The absorption of unburned fuel into the engine cylinder wall oil film has been identified as a source of hydrocarbon (HC) emissions from spark-ignited (SI)engines. While significant work has been done under steady-state operating conditions to quantify the contribution of this mechanism to overall unburned hydrocarbon emissions, little work has focused on cold starting conditions and in situ measurement of the fuel / oil film interaction. The work reported here shows how laser-induced fluorescence (LIF) spectroscopy can be used to make in situ measurements of the absorption of fuel into the cylinder wall oil film of a single cylinder engine. Measurements were made at two points in the engine cycle under cold start conditions. Results indicate that fuel concentration in the oil film reached a maximum of fifty percent (50%) during cold start operation, though fuel was present in the oil film throughout the engine cycle. Thinning of the oil film occurred during higher temperature portions of the cycle and during overall engine warmup so total mass of absorbed fuel was less than during cold start enrichment. These experiments represent a first step in understanding fuel/oil film interaction under transient cold start conditions.
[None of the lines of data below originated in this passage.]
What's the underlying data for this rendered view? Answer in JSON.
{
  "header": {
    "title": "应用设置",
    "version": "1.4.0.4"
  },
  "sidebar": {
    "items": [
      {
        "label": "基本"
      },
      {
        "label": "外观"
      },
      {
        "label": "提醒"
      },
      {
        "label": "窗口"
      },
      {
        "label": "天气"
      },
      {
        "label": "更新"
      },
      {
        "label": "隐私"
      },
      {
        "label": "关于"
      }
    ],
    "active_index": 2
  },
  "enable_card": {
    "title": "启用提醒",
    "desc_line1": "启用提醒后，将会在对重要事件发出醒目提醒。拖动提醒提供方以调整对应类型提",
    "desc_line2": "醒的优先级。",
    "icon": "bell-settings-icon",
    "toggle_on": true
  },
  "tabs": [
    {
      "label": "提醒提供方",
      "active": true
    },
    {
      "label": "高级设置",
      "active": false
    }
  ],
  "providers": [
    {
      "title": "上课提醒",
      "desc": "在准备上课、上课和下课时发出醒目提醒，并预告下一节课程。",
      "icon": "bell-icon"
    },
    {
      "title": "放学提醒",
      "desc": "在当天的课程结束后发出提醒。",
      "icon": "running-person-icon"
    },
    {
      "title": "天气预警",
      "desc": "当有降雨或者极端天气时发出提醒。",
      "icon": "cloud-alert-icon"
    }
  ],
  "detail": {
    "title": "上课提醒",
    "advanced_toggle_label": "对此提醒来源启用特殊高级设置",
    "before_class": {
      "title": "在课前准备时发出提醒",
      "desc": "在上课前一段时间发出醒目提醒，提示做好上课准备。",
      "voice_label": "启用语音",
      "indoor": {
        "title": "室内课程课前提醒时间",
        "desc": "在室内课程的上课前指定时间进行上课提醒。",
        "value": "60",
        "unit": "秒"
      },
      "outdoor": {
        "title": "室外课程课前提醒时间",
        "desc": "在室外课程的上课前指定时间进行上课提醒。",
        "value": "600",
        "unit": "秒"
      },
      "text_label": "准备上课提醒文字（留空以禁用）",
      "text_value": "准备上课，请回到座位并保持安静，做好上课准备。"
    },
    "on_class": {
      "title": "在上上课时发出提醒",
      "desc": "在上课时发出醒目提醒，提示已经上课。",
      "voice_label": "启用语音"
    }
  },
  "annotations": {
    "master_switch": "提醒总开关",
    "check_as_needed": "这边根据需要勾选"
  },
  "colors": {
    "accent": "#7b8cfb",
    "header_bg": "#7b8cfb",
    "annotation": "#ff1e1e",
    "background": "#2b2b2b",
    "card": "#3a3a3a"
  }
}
Citation: Parks, J., Armfield, J., Storey, J., Barber, T. et al., "In Situ Measurement of Fuel Absorption into the Cylinder Wall Oil Film During Engine Cold Start," SAE Technical Paper 981054, 1998, https://doi.org/10.4271/981054. Download Citation
Jim Parks, Jeff Armfield, John Storey, Tye Barber, Eric Wachter
Oak Ridge National Laboratory
International Congress & Exposition
SI Engine Combustion-SP-1315, SAE 1998 Transactions - Journal of Engines-V107-3